> **Extracted records**
-------

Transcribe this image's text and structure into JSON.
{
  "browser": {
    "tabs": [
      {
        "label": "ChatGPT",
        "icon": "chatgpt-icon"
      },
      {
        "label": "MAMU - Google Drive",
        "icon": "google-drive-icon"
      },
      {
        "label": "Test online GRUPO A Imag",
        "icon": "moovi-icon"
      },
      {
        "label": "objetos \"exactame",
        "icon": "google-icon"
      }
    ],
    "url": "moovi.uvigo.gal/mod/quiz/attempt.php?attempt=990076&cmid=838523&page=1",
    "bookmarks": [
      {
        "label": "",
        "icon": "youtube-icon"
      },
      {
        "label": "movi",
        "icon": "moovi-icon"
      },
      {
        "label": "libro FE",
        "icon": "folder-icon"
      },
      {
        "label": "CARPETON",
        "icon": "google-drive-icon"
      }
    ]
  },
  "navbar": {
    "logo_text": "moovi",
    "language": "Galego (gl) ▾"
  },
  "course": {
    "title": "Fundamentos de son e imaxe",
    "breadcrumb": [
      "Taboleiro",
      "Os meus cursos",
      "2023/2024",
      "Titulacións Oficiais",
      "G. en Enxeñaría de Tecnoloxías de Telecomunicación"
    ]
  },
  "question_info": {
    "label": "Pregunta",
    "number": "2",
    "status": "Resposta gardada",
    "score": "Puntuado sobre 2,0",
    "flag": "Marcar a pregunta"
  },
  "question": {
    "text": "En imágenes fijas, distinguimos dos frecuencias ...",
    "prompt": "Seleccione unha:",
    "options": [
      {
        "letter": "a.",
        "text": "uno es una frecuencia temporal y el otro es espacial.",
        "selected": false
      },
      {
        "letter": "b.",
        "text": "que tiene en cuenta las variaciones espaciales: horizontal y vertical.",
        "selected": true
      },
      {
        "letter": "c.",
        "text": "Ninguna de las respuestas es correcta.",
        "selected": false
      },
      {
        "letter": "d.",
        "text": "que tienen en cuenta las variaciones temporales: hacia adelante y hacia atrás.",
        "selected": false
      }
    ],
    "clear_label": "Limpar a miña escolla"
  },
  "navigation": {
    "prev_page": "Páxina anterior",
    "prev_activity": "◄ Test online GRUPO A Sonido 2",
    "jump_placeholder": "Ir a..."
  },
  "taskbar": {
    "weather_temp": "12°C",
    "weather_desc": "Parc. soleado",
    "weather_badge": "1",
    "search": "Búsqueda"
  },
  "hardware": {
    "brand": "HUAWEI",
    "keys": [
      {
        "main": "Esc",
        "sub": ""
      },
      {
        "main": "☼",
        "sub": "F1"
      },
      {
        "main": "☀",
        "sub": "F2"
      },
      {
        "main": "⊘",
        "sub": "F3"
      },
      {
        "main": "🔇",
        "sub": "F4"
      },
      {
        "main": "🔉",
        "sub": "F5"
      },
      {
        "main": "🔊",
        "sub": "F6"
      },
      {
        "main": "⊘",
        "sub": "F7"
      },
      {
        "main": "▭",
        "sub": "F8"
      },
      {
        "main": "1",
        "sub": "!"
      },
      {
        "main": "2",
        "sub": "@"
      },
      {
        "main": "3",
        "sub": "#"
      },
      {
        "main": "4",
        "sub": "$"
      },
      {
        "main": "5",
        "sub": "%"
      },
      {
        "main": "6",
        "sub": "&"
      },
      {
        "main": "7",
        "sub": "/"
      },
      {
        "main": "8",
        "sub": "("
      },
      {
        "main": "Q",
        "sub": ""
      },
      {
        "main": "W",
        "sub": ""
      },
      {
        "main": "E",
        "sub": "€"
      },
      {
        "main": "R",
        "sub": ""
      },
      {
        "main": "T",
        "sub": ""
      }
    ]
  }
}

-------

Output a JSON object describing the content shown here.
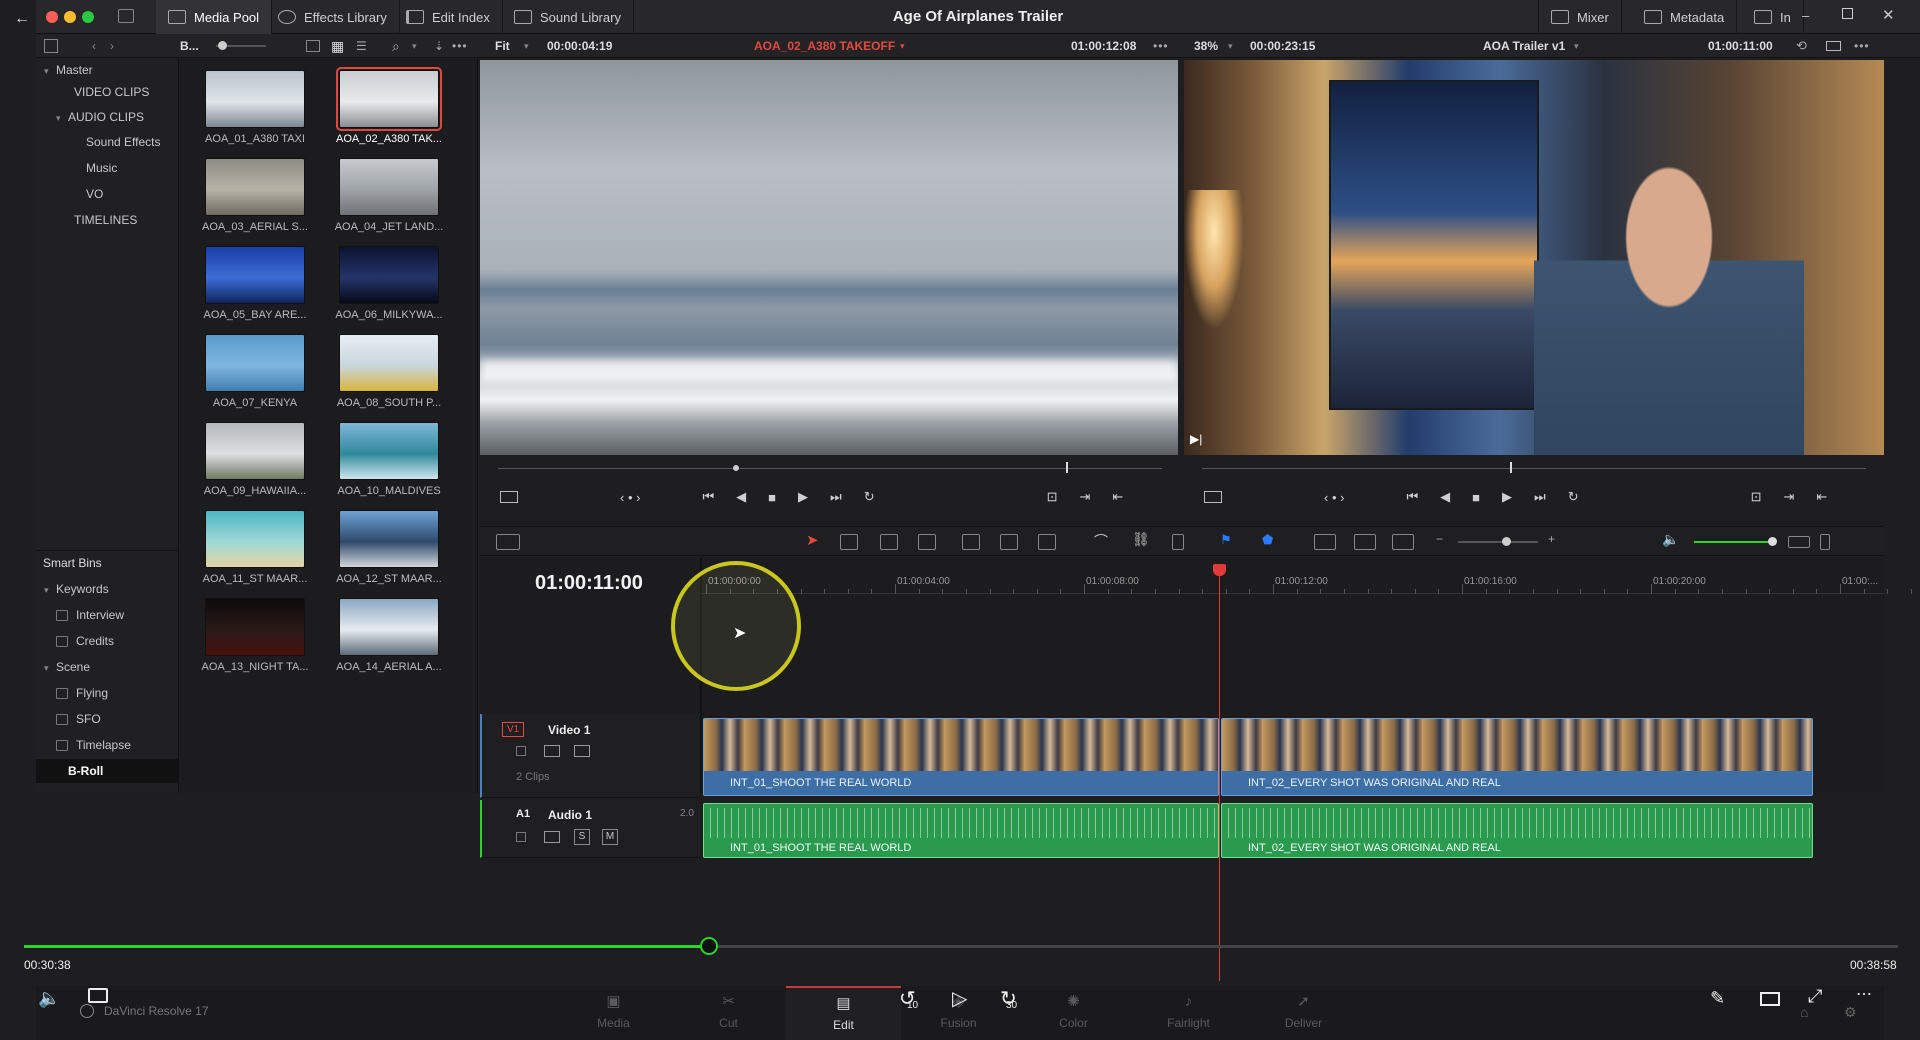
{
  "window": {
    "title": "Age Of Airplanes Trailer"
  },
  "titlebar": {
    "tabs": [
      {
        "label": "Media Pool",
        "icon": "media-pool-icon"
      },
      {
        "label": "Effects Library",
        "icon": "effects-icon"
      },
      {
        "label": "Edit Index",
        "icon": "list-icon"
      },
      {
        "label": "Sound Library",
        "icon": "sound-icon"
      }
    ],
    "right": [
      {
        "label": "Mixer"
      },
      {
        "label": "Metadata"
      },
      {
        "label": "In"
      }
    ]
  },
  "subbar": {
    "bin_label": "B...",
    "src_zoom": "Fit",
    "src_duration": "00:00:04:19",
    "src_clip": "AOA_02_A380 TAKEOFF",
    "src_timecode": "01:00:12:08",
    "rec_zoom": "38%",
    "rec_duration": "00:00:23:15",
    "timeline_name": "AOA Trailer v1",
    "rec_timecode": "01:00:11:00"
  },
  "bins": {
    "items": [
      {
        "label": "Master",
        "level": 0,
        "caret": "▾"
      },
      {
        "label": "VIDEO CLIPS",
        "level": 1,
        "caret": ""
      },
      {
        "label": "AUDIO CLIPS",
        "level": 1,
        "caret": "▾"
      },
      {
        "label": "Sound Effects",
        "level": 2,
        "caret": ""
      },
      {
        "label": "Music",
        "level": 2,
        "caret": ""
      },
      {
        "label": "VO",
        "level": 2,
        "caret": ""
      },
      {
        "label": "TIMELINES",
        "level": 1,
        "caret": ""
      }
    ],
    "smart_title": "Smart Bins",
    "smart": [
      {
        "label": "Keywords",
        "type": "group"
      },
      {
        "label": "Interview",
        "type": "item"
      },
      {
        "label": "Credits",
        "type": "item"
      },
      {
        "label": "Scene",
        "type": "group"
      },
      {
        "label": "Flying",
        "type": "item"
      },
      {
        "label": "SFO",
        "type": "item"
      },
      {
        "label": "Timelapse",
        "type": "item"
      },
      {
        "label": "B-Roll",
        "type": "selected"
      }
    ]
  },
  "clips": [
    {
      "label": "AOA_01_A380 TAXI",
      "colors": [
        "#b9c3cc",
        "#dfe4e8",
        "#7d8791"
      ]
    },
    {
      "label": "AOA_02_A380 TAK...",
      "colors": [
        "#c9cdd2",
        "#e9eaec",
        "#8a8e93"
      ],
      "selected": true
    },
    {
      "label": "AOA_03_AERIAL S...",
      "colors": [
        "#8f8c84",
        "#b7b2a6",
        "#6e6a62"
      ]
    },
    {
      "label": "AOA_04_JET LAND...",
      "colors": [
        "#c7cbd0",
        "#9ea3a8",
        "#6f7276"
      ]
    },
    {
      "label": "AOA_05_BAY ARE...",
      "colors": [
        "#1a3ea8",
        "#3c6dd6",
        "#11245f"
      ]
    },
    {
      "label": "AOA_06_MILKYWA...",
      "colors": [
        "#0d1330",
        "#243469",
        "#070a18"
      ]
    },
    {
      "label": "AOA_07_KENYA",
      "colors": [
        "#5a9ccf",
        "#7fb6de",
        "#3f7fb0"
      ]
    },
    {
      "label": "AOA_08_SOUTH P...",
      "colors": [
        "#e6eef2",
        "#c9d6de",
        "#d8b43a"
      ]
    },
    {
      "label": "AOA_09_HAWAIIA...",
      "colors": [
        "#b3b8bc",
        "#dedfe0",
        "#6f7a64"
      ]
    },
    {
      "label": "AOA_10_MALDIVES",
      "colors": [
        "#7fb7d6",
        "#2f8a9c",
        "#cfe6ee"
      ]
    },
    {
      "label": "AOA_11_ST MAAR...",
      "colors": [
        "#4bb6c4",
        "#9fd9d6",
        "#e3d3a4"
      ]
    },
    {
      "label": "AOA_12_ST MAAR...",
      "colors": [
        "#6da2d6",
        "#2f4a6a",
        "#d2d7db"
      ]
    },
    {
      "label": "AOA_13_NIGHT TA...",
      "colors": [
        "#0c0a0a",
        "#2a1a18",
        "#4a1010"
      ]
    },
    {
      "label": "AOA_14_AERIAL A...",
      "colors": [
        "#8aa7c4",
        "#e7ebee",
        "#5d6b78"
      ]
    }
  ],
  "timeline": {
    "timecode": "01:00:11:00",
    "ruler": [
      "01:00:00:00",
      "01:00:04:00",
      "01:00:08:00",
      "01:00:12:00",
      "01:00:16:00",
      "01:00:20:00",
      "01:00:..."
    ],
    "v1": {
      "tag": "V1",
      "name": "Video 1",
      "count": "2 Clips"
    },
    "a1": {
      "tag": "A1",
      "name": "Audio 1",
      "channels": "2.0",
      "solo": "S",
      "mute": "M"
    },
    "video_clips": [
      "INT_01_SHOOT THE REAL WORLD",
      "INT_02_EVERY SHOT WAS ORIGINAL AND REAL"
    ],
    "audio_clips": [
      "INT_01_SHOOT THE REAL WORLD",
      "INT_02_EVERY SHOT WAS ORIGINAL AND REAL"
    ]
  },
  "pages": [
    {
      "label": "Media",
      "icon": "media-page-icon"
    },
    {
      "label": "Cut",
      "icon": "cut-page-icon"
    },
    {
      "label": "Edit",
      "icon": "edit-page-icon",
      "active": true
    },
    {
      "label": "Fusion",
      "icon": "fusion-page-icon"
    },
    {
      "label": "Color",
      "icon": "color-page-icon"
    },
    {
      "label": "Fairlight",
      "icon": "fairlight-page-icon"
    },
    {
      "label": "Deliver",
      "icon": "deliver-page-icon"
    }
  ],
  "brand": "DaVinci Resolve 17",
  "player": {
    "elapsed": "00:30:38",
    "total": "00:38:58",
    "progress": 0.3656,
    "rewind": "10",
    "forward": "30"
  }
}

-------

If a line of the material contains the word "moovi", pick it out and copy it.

        "icon": "moovi-icon"
    "url": "moovi.uvigo.gal/mod/quiz/attempt.php?attempt=990076&cmid=838523&page=1",
        "icon": "moovi-icon"
    "logo_text": "moovi",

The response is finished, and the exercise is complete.